**Task material:**
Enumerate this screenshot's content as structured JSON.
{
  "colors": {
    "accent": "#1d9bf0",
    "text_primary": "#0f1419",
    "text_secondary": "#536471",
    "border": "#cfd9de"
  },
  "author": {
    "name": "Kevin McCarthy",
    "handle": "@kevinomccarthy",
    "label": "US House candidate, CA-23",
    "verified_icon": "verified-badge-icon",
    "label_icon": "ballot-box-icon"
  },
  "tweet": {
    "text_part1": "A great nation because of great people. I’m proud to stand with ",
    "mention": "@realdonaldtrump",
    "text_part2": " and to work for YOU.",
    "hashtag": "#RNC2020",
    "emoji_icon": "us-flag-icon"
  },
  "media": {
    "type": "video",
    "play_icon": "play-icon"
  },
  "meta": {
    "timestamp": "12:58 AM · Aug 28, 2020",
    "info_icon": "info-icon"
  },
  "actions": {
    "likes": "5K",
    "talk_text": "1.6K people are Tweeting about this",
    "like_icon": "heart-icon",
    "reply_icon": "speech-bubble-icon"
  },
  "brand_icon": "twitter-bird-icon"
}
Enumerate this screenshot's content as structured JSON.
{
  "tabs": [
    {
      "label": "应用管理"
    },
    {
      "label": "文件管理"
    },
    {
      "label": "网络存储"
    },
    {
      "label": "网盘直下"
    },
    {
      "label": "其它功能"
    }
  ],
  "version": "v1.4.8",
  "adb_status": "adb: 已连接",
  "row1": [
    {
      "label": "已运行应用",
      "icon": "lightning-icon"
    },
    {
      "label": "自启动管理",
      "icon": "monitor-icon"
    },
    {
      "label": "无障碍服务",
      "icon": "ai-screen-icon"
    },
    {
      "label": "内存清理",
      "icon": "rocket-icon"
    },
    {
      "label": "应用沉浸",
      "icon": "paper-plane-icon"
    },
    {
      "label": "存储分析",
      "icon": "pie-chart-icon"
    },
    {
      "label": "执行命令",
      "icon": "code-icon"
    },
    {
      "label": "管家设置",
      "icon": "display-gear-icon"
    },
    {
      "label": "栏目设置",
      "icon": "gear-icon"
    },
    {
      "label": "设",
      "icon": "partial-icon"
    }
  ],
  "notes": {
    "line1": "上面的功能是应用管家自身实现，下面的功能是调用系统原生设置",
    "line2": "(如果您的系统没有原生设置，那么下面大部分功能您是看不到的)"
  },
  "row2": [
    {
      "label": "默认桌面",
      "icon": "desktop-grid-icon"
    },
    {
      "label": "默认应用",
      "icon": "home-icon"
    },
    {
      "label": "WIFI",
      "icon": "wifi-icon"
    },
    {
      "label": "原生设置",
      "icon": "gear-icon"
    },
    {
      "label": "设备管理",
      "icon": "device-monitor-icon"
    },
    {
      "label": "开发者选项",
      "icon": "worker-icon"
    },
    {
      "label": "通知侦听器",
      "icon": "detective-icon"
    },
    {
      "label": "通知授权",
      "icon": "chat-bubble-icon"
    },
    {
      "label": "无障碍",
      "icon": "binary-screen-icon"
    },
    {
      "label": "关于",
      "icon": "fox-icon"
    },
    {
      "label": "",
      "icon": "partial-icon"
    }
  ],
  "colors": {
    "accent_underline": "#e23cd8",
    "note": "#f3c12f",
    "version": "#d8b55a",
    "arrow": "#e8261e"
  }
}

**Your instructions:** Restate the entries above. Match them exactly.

**Solution to this problem:**
Enumerate this screenshot's content as structured JSON.
{
  "colors": {
    "accent": "#1d9bf0",
    "text_primary": "#0f1419",
    "text_secondary": "#536471",
    "border": "#cfd9de"
  },
  "author": {
    "name": "Kevin McCarthy",
    "handle": "@kevinomccarthy",
    "label": "US House candidate, CA-23",
    "verified_icon": "verified-badge-icon",
    "label_icon": "ballot-box-icon"
  },
  "tweet": {
    "text_part1": "A great nation because of great people. I’m proud to stand with ",
    "mention": "@realdonaldtrump",
    "text_part2": " and to work for YOU.",
    "hashtag": "#RNC2020",
    "emoji_icon": "us-flag-icon"
  },
  "media": {
    "type": "video",
    "play_icon": "play-icon"
  },
  "meta": {
    "timestamp": "12:58 AM · Aug 28, 2020",
    "info_icon": "info-icon"
  },
  "actions": {
    "likes": "5K",
    "talk_text": "1.6K people are Tweeting about this",
    "like_icon": "heart-icon",
    "reply_icon": "speech-bubble-icon"
  },
  "brand_icon": "twitter-bird-icon"
}
Enumerate this screenshot's content as structured JSON.
{
  "tabs": [
    {
      "label": "应用管理"
    },
    {
      "label": "文件管理"
    },
    {
      "label": "网络存储"
    },
    {
      "label": "网盘直下"
    },
    {
      "label": "其它功能"
    }
  ],
  "version": "v1.4.8",
  "adb_status": "adb: 已连接",
  "row1": [
    {
      "label": "已运行应用",
      "icon": "lightning-icon"
    },
    {
      "label": "自启动管理",
      "icon": "monitor-icon"
    },
    {
      "label": "无障碍服务",
      "icon": "ai-screen-icon"
    },
    {
      "label": "内存清理",
      "icon": "rocket-icon"
    },
    {
      "label": "应用沉浸",
      "icon": "paper-plane-icon"
    },
    {
      "label": "存储分析",
      "icon": "pie-chart-icon"
    },
    {
      "label": "执行命令",
      "icon": "code-icon"
    },
    {
      "label": "管家设置",
      "icon": "display-gear-icon"
    },
    {
      "label": "栏目设置",
      "icon": "gear-icon"
    },
    {
      "label": "设",
      "icon": "partial-icon"
    }
  ],
  "notes": {
    "line1": "上面的功能是应用管家自身实现，下面的功能是调用系统原生设置",
    "line2": "(如果您的系统没有原生设置，那么下面大部分功能您是看不到的)"
  },
  "row2": [
    {
      "label": "默认桌面",
      "icon": "desktop-grid-icon"
    },
    {
      "label": "默认应用",
      "icon": "home-icon"
    },
    {
      "label": "WIFI",
      "icon": "wifi-icon"
    },
    {
      "label": "原生设置",
      "icon": "gear-icon"
    },
    {
      "label": "设备管理",
      "icon": "device-monitor-icon"
    },
    {
      "label": "开发者选项",
      "icon": "worker-icon"
    },
    {
      "label": "通知侦听器",
      "icon": "detective-icon"
    },
    {
      "label": "通知授权",
      "icon": "chat-bubble-icon"
    },
    {
      "label": "无障碍",
      "icon": "binary-screen-icon"
    },
    {
      "label": "关于",
      "icon": "fox-icon"
    },
    {
      "label": "",
      "icon": "partial-icon"
    }
  ],
  "colors": {
    "accent_underline": "#e23cd8",
    "note": "#f3c12f",
    "version": "#d8b55a",
    "arrow": "#e8261e"
  }
}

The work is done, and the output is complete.